Angrosino, M. V. (2005). Projects in Ethnographic Research. Waveland Press.
Ethnography research involves observation. Ethnographers insert themselves into the everyday lives of those who are being studied. Formative theory guides researchers in deciding what to study. Angrosino (2005) defines formative theory as “nothing more than the explanatory framework that guides one in the initial approach to a new setting” (p. 34). Modifications may be made as the research progresses. Once the researcher narrows their observational focus by means of formative theory, they are able to begin the actual process of observation. Observation becomes data once it is recorded in a retrievable method. Ethnographers usually do not rely on memory. Although the setting may be familiar to the observer, observations should be recorded in a way that is presumed to be foreign. Documentation of everything during the initial stages of observation is suggested. Observation notes should include who, what, where, and when. Answering the why may take place as the researcher gains familiarity.

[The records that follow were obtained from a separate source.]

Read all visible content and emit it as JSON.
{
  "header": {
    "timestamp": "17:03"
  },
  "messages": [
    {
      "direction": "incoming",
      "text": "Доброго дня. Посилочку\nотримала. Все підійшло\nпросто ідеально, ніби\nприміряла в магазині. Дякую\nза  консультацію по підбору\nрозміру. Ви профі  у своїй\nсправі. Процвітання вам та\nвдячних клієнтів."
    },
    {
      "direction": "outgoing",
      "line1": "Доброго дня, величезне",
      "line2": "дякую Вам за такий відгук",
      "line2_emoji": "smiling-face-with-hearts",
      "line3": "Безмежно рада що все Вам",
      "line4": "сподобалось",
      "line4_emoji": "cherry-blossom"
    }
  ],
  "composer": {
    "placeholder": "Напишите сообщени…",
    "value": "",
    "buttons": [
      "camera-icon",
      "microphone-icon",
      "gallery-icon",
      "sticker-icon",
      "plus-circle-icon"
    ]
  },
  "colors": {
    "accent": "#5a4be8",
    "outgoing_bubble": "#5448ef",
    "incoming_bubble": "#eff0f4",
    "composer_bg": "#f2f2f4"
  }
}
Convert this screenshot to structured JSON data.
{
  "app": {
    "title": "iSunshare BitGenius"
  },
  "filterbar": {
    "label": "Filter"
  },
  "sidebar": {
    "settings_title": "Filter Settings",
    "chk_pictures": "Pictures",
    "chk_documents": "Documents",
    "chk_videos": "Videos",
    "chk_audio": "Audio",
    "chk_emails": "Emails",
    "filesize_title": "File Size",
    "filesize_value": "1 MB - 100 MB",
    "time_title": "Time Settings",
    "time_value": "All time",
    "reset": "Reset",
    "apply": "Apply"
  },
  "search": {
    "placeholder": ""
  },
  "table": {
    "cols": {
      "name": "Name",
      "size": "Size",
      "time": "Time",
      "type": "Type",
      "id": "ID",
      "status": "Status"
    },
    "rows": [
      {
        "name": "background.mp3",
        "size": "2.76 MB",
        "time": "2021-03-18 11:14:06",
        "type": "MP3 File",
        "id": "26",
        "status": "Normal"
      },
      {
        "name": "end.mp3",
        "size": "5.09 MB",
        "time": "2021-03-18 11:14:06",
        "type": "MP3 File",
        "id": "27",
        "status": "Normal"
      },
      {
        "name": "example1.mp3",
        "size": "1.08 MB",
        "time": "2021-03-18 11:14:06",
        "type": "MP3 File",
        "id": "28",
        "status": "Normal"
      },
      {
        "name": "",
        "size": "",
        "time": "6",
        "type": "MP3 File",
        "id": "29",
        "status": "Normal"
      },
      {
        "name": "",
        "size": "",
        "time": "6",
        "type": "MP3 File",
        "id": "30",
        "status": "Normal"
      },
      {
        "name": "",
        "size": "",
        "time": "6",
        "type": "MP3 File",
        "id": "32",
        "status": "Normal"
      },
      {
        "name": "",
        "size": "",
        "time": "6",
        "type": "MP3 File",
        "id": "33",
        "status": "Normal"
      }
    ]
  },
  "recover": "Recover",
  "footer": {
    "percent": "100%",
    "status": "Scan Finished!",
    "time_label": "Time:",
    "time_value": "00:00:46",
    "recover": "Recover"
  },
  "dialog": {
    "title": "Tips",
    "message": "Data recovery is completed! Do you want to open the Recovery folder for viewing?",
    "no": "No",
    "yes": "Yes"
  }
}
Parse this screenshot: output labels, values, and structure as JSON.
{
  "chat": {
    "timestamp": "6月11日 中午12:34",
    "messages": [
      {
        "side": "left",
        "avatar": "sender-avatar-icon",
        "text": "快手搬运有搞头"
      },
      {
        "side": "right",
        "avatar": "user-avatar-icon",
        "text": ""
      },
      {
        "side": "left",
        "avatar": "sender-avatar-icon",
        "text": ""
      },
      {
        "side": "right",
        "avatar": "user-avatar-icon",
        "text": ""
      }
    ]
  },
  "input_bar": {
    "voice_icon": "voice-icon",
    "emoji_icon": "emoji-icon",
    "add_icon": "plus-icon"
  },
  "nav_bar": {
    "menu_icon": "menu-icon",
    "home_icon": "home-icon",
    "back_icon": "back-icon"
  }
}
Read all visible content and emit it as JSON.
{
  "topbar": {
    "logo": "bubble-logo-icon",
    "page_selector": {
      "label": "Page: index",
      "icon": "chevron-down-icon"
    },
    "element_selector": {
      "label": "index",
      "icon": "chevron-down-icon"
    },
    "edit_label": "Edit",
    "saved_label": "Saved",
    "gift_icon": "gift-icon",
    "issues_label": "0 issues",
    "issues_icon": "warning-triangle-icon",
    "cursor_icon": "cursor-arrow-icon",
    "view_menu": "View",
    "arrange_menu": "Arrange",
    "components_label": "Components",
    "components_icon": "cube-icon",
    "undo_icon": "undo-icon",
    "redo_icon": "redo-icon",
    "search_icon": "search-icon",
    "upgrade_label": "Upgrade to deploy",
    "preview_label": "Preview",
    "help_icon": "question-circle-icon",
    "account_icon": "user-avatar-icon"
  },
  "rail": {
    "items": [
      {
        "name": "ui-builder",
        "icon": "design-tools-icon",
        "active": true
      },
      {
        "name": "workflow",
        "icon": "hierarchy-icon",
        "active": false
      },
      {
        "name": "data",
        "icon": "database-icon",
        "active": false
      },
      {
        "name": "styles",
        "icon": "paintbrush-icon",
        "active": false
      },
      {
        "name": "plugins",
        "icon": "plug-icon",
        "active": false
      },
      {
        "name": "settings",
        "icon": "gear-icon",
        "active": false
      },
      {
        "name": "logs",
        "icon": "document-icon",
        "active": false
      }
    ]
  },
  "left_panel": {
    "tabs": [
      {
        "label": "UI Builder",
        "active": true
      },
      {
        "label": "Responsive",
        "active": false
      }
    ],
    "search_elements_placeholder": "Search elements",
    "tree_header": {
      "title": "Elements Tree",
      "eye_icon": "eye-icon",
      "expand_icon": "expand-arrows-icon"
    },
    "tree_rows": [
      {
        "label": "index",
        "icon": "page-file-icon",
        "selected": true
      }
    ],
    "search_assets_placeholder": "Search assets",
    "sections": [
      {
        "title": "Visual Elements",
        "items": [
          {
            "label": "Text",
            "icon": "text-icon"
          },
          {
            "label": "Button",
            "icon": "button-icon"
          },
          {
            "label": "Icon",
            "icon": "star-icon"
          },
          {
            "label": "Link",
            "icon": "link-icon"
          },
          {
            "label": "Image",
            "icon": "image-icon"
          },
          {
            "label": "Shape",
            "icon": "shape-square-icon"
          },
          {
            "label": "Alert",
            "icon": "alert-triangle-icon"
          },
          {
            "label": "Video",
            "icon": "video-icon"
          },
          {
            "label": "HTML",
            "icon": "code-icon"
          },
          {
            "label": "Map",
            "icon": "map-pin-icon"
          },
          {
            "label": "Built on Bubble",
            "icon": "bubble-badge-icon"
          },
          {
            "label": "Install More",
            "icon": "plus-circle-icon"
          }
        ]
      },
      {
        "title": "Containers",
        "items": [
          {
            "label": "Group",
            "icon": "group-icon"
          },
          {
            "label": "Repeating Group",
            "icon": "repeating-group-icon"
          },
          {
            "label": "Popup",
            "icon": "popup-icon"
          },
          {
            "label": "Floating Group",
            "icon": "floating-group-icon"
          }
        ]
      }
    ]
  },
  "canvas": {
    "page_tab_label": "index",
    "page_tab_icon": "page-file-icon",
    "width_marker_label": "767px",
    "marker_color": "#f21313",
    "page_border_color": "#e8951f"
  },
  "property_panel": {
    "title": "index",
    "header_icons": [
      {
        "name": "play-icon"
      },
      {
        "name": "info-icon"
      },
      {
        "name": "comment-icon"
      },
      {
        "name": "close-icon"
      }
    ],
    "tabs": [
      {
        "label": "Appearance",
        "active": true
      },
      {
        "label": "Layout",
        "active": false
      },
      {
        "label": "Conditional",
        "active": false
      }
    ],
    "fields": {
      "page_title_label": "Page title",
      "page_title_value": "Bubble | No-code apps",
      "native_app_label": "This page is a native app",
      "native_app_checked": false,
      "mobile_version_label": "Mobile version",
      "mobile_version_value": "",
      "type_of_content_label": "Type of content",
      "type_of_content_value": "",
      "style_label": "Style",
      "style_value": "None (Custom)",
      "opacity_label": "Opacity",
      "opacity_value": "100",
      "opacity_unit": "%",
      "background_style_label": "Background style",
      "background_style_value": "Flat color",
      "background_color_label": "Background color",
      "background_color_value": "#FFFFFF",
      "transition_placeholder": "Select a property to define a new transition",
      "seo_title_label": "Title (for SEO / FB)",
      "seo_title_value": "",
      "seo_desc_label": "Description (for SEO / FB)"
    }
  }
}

Field note recommendations:
- Supplement field notes with visual aids.
- Field notes should be kept free from interpretation (see table below).
- Identify participants using pseudonyms in the field note and follow the sequence of events.
- Date and categorize information.
Keep Field Notes Free From Interpretation
|“The people were carried away with religious fervor at the church service.”||“People were singing, shouting, and dancing during the church service.”|
|“The hospital room was cheerful.”||“The hospital room was painted yellow and was decorated with flowers and balloons.”|
|“The students were frustrated with the teacher’s explanation.”||“The students were fidgeting and kept glancing at one another.”|
Record personal interpretations in a journal (not in the field notes).
Types of observations include unobtrusive, structured, and unstructured observations. Unobtrusive observation takes place when there is minimal researcher participation and is often structured. Participant observation is usually unstructured. Relying on memory is required for participant observation. Documentation of the observation takes place after the observation is complete.
Ethnographic research consists of interviewing techniques that are different from the more familiar ways of conducting an interview. Angrosino (2005) states that exploratory interviews “probe issues of concern that the researcher believes to be important to the study but about which little is known” (p. 44). These types of interviews involved in-depth and open-ended interviewing techniques. Life history and oral history are two forms of exploratory ethnographic interviews. This type of interview may seem unstructured. It requires patience, persistence, attentiveness, logical thinking, and exceptional communication skills.
There are times when exploratory interviews produce insight that requires a focused interview called a semi-structured interview. Semi-structured interviews consist of predetermined questions related to a specific topic. Question ordering is not a concern in exploratory interviews. It is recommended that the researcher follow a continuous question sequence in a semi-structured interview.
Possible Discussion Questions:
- How does useful observation take place?
- List an example of an exploratory interview that may need a semi-structured interview component. Why would it be important to include the semi-structured interview in the example you provided?
- Why might the author suggest asking questions beginning with the most concrete and working up to the most abstract in a semi-structured interview?
- How might you avoid/decrease cultural nuances of questions during an interview?